For most of my adult life I have been a journalist. For much of that I have covered the courts.
What that means is, that I've come in contact with many things most have not, and a good chunk of it I'd very much like to get out of my head.
My wife, God love her, knows if I come home in a black mood and she asks "what's wrong?" and I grunt "court" not to inquire further. Not because she doesn't love me or want to help, but rather because she learned the hard way several years ago she doesn't want this stuff in her head, either.
So it is with that background I say I grow very tired of hearing how a criminal is not a monster but just "made a mistake."
The Montana man, sentenced to 60 days in jail and probation after he had raped his 12 year-old daughter repeatedly, did not "make a mistake," as his wife said.
A mistake is the time I accidentally substituted self-rising flour for regular flour when baking chocolate chip cookies. A mistake is the time I got incredibly frustrated when the password I was entering into my work computer wouldn't work — because it was my home password. Those are mistakes.
What that man did was monstrous.
What criminals do is make a choice to break the law. This is not a "mistake" it was a deliberate act. They knew what they were doing was wrong and did it anyway.
When the toddler we're raising does that he gets punished. Not excused for making a mistake.
I also grow weary of hearing how punishment isn't the answer.
The problem isn't the punishments but the way they are applied.
Say a kid catches a shoplifting beef. First time around he gets probation. Probably unsupervised or pretty minimal supervision. Now let's say he doesn't have the best parents. So at most he catches hell for the fine, but they've caught their own share of cases so they don't do much — not that they would anyway.
He'll catch a few more minor misdemeanors while a juvenile, each a little more serious than the last, but still, no real teeth to anything.
Then he turns 18 and that juvie record goes away.
But no one has ever told him "no," he's never had any real discipline and has the usual attitude of the habitually criminal "You can't make me do nothin'!"
So as an adult he catches a few more misdemeanors, at most a few days in the county lockup, fines he won't pay, and probation.
First felony is probably drugs or minor theft, maybe burglary. Presumptive probation cases and he's been on probation on and off since he was 13, so who cares?
He'll catch four or five more of those before he finally commits ENOUGH crimes, or one serious enough that he's going to prison.

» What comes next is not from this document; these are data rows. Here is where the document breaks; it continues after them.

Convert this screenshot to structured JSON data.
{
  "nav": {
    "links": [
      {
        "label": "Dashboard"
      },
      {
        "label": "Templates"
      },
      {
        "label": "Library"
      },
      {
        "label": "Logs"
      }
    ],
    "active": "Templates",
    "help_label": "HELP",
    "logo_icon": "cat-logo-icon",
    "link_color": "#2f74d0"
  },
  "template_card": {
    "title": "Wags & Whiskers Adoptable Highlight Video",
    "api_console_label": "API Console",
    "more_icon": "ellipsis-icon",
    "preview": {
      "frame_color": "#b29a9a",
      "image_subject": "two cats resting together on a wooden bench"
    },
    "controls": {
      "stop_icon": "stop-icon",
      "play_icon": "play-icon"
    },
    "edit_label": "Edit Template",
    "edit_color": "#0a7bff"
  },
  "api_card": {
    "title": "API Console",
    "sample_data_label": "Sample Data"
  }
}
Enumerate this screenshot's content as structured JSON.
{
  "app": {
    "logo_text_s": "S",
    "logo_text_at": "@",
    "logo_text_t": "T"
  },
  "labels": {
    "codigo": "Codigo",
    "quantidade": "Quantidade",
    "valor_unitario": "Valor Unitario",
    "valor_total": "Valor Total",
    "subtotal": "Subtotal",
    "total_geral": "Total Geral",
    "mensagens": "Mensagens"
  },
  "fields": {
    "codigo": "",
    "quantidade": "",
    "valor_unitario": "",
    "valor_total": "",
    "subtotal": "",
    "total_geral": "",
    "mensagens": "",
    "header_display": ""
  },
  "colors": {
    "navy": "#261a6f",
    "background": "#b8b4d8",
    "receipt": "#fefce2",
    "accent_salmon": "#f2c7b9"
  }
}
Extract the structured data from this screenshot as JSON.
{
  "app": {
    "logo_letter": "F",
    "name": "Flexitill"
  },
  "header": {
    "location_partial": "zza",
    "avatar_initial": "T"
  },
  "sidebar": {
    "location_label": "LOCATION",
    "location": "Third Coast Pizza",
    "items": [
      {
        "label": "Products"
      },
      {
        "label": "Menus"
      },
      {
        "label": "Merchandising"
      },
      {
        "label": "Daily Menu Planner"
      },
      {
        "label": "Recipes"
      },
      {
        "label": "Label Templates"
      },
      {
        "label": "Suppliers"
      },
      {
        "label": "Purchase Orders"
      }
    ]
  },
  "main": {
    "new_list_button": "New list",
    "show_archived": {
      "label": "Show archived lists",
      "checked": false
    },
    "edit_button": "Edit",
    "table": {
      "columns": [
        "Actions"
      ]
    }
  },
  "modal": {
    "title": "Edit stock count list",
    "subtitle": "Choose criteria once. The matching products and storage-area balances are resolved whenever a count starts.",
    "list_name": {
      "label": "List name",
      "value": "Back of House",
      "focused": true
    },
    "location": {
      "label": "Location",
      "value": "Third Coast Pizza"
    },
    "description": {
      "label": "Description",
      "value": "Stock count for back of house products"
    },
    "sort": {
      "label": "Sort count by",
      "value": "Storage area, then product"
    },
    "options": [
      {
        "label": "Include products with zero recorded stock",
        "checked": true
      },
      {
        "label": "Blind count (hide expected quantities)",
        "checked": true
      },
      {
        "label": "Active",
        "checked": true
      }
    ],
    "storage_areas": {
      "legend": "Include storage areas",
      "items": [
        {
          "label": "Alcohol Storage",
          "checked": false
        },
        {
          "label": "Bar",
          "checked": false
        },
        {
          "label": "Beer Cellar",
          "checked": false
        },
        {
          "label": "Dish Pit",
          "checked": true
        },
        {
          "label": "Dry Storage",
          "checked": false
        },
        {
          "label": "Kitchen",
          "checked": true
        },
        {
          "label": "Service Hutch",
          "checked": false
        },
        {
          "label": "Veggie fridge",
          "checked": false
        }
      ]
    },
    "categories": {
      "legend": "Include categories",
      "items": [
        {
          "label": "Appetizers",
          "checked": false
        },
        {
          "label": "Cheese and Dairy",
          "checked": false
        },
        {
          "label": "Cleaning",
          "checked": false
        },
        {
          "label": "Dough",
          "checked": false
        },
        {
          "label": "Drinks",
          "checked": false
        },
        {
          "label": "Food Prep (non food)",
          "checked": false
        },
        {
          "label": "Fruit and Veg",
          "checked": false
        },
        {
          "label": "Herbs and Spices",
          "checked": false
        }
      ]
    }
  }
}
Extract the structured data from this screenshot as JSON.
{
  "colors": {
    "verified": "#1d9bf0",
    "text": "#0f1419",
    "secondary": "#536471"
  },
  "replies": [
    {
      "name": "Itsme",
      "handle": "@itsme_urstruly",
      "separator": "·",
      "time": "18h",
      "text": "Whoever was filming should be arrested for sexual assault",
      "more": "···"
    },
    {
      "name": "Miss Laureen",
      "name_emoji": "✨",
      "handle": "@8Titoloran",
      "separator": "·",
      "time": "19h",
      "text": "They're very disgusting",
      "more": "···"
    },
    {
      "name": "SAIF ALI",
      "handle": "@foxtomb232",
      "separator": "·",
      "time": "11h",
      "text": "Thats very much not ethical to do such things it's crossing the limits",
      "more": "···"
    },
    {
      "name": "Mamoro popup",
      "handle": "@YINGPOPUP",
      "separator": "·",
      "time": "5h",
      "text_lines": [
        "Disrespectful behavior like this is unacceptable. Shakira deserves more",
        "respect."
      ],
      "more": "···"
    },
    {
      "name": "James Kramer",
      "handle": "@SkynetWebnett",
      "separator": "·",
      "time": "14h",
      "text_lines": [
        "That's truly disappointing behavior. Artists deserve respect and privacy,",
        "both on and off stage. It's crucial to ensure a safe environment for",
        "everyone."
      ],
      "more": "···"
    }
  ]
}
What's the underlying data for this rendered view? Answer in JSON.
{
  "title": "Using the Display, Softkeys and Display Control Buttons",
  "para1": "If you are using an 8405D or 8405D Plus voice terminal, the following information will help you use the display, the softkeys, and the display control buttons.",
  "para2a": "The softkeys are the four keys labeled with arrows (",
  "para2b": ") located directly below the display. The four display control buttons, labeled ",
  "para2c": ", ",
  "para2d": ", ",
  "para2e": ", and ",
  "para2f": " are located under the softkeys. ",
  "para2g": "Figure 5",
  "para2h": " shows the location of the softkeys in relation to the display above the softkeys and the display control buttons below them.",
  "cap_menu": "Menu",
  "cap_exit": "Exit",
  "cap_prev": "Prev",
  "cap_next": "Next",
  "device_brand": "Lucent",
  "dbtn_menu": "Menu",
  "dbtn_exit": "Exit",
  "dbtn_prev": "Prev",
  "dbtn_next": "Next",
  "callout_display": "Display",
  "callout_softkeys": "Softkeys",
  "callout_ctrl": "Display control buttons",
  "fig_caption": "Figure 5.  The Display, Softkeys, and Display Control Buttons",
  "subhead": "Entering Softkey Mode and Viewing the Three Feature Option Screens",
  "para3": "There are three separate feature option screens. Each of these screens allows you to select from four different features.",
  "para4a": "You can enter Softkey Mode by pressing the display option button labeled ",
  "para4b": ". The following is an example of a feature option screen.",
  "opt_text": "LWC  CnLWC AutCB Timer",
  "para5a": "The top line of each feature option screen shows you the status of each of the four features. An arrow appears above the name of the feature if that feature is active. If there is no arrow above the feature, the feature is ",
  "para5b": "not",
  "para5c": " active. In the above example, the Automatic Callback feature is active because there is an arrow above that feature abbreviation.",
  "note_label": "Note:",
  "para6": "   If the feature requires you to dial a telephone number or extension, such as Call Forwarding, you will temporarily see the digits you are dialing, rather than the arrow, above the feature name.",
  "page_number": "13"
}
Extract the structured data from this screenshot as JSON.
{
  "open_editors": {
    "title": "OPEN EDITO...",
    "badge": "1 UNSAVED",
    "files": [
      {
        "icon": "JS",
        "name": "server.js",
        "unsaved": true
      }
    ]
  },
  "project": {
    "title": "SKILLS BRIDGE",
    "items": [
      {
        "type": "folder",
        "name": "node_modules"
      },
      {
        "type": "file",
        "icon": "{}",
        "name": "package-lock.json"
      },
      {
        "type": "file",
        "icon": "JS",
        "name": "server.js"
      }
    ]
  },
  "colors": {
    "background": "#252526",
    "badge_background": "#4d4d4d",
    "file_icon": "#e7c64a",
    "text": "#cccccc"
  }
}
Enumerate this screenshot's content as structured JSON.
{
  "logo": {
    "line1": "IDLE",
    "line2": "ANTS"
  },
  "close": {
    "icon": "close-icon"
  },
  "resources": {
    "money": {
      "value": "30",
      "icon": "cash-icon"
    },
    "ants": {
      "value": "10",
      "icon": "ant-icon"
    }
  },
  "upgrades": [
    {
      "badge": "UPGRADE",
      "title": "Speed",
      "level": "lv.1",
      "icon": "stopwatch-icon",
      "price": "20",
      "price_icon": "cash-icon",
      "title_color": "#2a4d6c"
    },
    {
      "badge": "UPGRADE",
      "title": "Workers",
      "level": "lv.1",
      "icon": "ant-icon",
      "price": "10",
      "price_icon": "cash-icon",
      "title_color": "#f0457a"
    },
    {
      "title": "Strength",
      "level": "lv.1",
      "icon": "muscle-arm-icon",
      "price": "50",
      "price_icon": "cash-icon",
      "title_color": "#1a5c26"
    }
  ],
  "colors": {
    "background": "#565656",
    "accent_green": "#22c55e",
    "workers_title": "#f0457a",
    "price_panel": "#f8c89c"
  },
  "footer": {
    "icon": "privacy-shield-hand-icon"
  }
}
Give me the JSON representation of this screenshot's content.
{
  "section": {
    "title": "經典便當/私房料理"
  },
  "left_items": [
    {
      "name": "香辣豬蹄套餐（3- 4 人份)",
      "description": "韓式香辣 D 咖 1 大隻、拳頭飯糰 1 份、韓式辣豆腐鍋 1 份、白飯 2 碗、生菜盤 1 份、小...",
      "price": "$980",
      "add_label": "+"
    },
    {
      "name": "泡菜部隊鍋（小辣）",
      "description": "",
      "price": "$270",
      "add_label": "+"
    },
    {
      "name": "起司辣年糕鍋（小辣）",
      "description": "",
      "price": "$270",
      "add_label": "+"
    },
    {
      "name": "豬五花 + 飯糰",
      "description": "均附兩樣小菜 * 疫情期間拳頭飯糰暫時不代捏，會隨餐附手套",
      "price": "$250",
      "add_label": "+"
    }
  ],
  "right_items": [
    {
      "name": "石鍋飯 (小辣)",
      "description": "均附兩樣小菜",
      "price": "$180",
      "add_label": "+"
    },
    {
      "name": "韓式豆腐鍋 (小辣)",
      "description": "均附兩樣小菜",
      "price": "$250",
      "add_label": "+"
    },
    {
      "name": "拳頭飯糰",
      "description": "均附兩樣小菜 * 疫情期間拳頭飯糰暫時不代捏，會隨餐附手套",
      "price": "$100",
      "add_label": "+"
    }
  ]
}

By this time he's probably in his early 30s. Never held a job that didn't involve a hair net and saying "would you like fries with that?" and never held one of those for more than a few months, maybe a year, before his boss talked to him in a way he didn't like and he either quit or got fired because "you can't make me do nothin'!"
By the time he catches a sanction with any real teeth in it, he's a lost cause. A habitual criminal, no education, dumb as a post, but with a certain animal cunning, good at manipulating people and the system and no more between him and his will than a wolf has.
Now is this a hypothetical?
This is 90 percent of the people I've seen go through the court system in the last 20 years of covering cops and courts.
And as frustrating as it is for me, it's even more frustrating for the prosecutors, judges and cops who see these same people over and over — sometimes multiple generations of the same family in jail at the same time.
Most of these kids had their initial excursions into criminality excused as "mistakes."
Perhaps if we quit excusing criminal decisions as "mistakes" we might have a few less criminals.
As Author S.M. Stirling has pointed out in several of his books "Mercy to the guilty is cruelty to the innocent."
All IMHO, of course.
— Patrick Richardson is the managing editor of the Pittsburg Morning Sun. He can be emailed at email@example.com, or follow him on Twitter @PittEditor.